Story: Evan “Evo” Yates
Photography: Patrick Lauder
Car club culture is captivating, as its membership is generally spawned from the desire to be connected with others using vehicles as the primary bond. And although some affiliations are as simple as being vehicle specific, others go much deeper to represent their coast, their hood or even—in the case of Rez Made Car Club of Lemoore, California—their reservation.
Rez Made was created five years ago by five Native American members eager not only to represent their love for car culture but to be a positive influence on their reservation. Club president Marcos explains its intentions: “We’re pretty much trying to be an inspiration for Native Americans and for people on reservations. We’re trying to show that to have a nice car, you have to have a good job, etcetera. We’re basically trying to motivate people to do better.”

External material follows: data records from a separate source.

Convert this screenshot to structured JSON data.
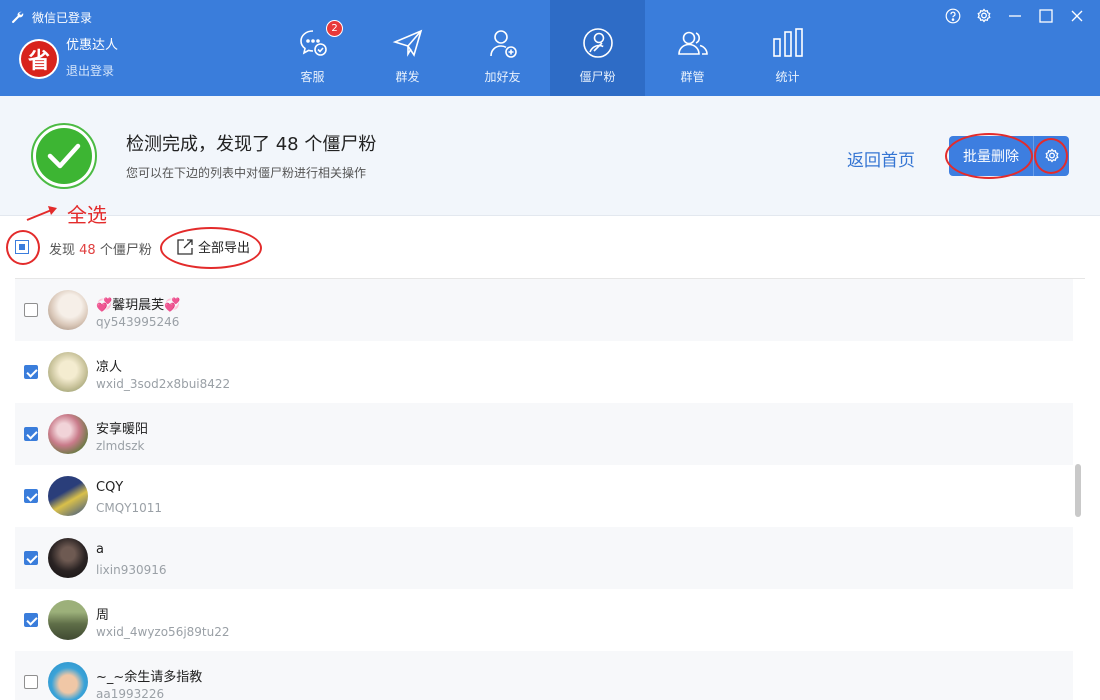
{
  "window": {
    "title": "微信已登录"
  },
  "user": {
    "logo_char": "省",
    "name": "优惠达人",
    "logout": "退出登录"
  },
  "nav": [
    {
      "label": "客服",
      "icon": "chat-icon",
      "badge": "2"
    },
    {
      "label": "群发",
      "icon": "send-icon"
    },
    {
      "label": "加好友",
      "icon": "add-friend-icon"
    },
    {
      "label": "僵尸粉",
      "icon": "zombie-fan-icon",
      "active": true
    },
    {
      "label": "群管",
      "icon": "group-manage-icon"
    },
    {
      "label": "统计",
      "icon": "stats-icon"
    }
  ],
  "result": {
    "title": "检测完成，发现了 48 个僵尸粉",
    "subtitle": "您可以在下边的列表中对僵尸粉进行相关操作",
    "back_home": "返回首页",
    "batch_delete": "批量删除"
  },
  "annotation": {
    "select_all": "全选"
  },
  "toolbar": {
    "found_prefix": "发现",
    "found_count": "48",
    "found_suffix": "个僵尸粉",
    "export_all": "全部导出"
  },
  "contacts": [
    {
      "name": "💞馨玥晨芙💞",
      "id": "qy543995246",
      "checked": false
    },
    {
      "name": "凉人",
      "id": "wxid_3sod2x8bui8422",
      "checked": true
    },
    {
      "name": "安享暖阳",
      "id": "zlmdszk",
      "checked": true
    },
    {
      "name": "CQY",
      "id": "CMQY1011",
      "checked": true
    },
    {
      "name": "a",
      "id": "lixin930916",
      "checked": true
    },
    {
      "name": "周",
      "id": "wxid_4wyzo56j89tu22",
      "checked": true
    },
    {
      "name": "~_~余生请多指教",
      "id": "aa1993226",
      "checked": false
    }
  ],
  "colors": {
    "header": "#3a7ddb",
    "accent": "#3d7ee0",
    "success": "#3db533",
    "annotation": "#e32b2b"
  }
}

Although the lowrider influence in their rides is evident, one of Rez Made’s strengths is their vehicular variety, as they don’t cater to just one automotive genre or the other. “We have pretty much everything,” explains Marcos. “We want to go to a car show and have something for every category.” And as its members are dedicated car show junkies, Rez Made varies from other clubs in its objective. “We’re inspired by the bigger clubs, but we’re different from them,” Marcos says. “We ain’t trophy huntin’, and we don’t have all the politics like some clubs; we’re just out there to have a good time and show our cars. We build our cars the way we want ’em, and we try to build stuff that nobody has seen before.” He continues, “We put a lot of money into our cars, and we do it without any sponsors. I see us like an underground rapper; we have the rides, we have the respect, and the fame will come eventually as we continue to push.”
Rez Made is recognized not only for their distinctive rides but for their annual car shows, something they’re eager to further develop. “The last two years, we went really hard,” says Marcos. “We hit all the shows and started doing our own, and it made people more familiar with us.” With the club now 60 members deep, Marcos and Rez Made plan to expand their membership and their show presence across the country. “We have a new member from a reservation in Minnesota whom we met at SEMA,” says Marcos. “We’re trying to branch out across the country, as there are a lot of reservations with people like us.”